### The data

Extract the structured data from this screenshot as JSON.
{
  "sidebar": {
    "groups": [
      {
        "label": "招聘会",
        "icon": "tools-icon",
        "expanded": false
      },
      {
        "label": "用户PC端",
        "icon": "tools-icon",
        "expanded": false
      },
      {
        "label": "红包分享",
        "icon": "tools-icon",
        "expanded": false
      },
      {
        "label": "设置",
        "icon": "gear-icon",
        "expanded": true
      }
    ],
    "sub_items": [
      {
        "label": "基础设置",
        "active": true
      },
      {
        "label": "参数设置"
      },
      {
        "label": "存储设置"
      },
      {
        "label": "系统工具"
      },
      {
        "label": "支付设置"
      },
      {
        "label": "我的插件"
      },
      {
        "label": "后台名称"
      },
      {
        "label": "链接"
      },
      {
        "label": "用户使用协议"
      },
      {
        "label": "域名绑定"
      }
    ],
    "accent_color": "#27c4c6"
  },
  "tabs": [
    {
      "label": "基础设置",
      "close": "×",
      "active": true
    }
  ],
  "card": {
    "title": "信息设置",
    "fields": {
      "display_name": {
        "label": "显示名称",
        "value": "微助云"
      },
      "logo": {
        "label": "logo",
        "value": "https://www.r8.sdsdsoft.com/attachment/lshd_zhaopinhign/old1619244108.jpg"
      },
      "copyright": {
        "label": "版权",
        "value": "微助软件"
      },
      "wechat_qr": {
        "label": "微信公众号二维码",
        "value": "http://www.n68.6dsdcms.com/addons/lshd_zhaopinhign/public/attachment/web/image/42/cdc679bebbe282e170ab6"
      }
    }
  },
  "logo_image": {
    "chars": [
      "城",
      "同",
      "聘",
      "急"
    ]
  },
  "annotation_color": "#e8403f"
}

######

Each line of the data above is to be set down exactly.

### [Exercise response]
Extract the structured data from this screenshot as JSON.
{
  "sidebar": {
    "groups": [
      {
        "label": "招聘会",
        "icon": "tools-icon",
        "expanded": false
      },
      {
        "label": "用户PC端",
        "icon": "tools-icon",
        "expanded": false
      },
      {
        "label": "红包分享",
        "icon": "tools-icon",
        "expanded": false
      },
      {
        "label": "设置",
        "icon": "gear-icon",
        "expanded": true
      }
    ],
    "sub_items": [
      {
        "label": "基础设置",
        "active": true
      },
      {
        "label": "参数设置"
      },
      {
        "label": "存储设置"
      },
      {
        "label": "系统工具"
      },
      {
        "label": "支付设置"
      },
      {
        "label": "我的插件"
      },
      {
        "label": "后台名称"
      },
      {
        "label": "链接"
      },
      {
        "label": "用户使用协议"
      },
      {
        "label": "域名绑定"
      }
    ],
    "accent_color": "#27c4c6"
  },
  "tabs": [
    {
      "label": "基础设置",
      "close": "×",
      "active": true
    }
  ],
  "card": {
    "title": "信息设置",
    "fields": {
      "display_name": {
        "label": "显示名称",
        "value": "微助云"
      },
      "logo": {
        "label": "logo",
        "value": "https://www.r8.sdsdsoft.com/attachment/lshd_zhaopinhign/old1619244108.jpg"
      },
      "copyright": {
        "label": "版权",
        "value": "微助软件"
      },
      "wechat_qr": {
        "label": "微信公众号二维码",
        "value": "http://www.n68.6dsdcms.com/addons/lshd_zhaopinhign/public/attachment/web/image/42/cdc679bebbe282e170ab6"
      }
    }
  },
  "logo_image": {
    "chars": [
      "城",
      "同",
      "聘",
      "急"
    ]
  },
  "annotation_color": "#e8403f"
}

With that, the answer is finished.